Return the entries below word for word; no images should appear in the copy.

[GIVEN INFORMATION — start]

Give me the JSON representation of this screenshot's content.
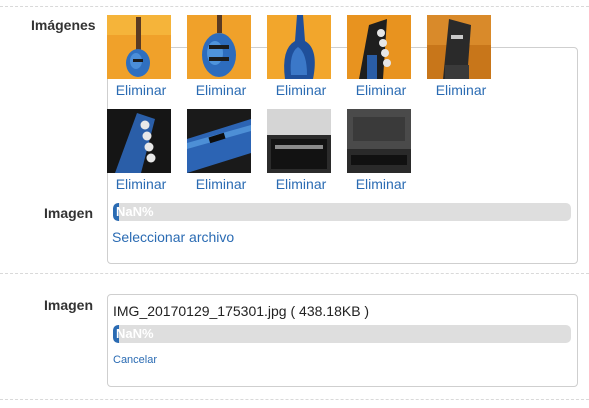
{
  "images_section": {
    "label": "Imágenes",
    "thumbnails": [
      {
        "name": "guitar-front",
        "delete_label": "Eliminar"
      },
      {
        "name": "guitar-body-angle",
        "delete_label": "Eliminar"
      },
      {
        "name": "guitar-back",
        "delete_label": "Eliminar"
      },
      {
        "name": "guitar-headstock-front",
        "delete_label": "Eliminar"
      },
      {
        "name": "guitar-headstock-logo",
        "delete_label": "Eliminar"
      },
      {
        "name": "guitar-headstock-side",
        "delete_label": "Eliminar"
      },
      {
        "name": "guitar-neck-pickups",
        "delete_label": "Eliminar"
      },
      {
        "name": "guitar-case-open",
        "delete_label": "Eliminar"
      },
      {
        "name": "guitar-case-closed",
        "delete_label": "Eliminar"
      }
    ],
    "upload_label": "Imagen",
    "progress_text": "NaN%",
    "select_file_label": "Seleccionar archivo"
  },
  "image_section": {
    "label": "Imagen",
    "file_name": "IMG_20170129_175301.jpg ( 438.18KB )",
    "progress_text": "NaN%",
    "cancel_label": "Cancelar"
  },
  "colors": {
    "link": "#2a6bb3",
    "progress_track": "#dedede",
    "progress_fill": "#2a6bb3"
  }
}
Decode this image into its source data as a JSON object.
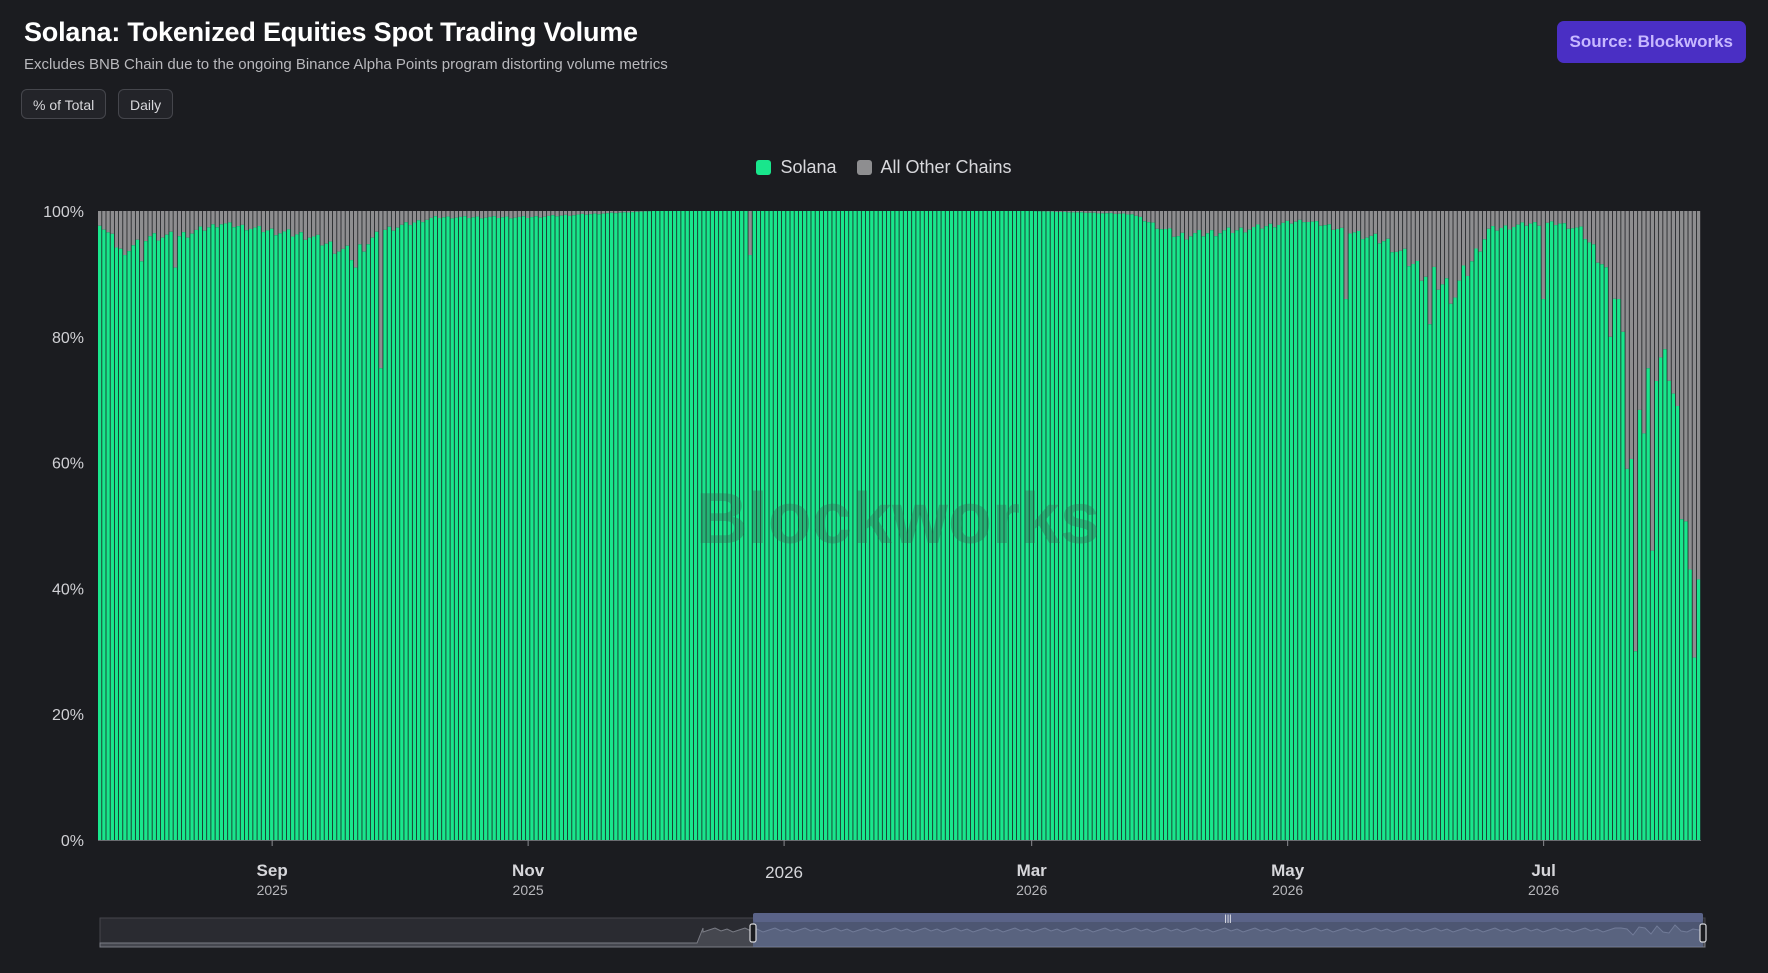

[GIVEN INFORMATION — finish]

**RESPONSE TO THIS TASK:**
Give me the JSON representation of this screenshot's content.
{
  "images_section": {
    "label": "Imágenes",
    "thumbnails": [
      {
        "name": "guitar-front",
        "delete_label": "Eliminar"
      },
      {
        "name": "guitar-body-angle",
        "delete_label": "Eliminar"
      },
      {
        "name": "guitar-back",
        "delete_label": "Eliminar"
      },
      {
        "name": "guitar-headstock-front",
        "delete_label": "Eliminar"
      },
      {
        "name": "guitar-headstock-logo",
        "delete_label": "Eliminar"
      },
      {
        "name": "guitar-headstock-side",
        "delete_label": "Eliminar"
      },
      {
        "name": "guitar-neck-pickups",
        "delete_label": "Eliminar"
      },
      {
        "name": "guitar-case-open",
        "delete_label": "Eliminar"
      },
      {
        "name": "guitar-case-closed",
        "delete_label": "Eliminar"
      }
    ],
    "upload_label": "Imagen",
    "progress_text": "NaN%",
    "select_file_label": "Seleccionar archivo"
  },
  "image_section": {
    "label": "Imagen",
    "file_name": "IMG_20170129_175301.jpg ( 438.18KB )",
    "progress_text": "NaN%",
    "cancel_label": "Cancelar"
  },
  "colors": {
    "link": "#2a6bb3",
    "progress_track": "#dedede",
    "progress_fill": "#2a6bb3"
  }
}
Decode this image into its source data as a JSON object.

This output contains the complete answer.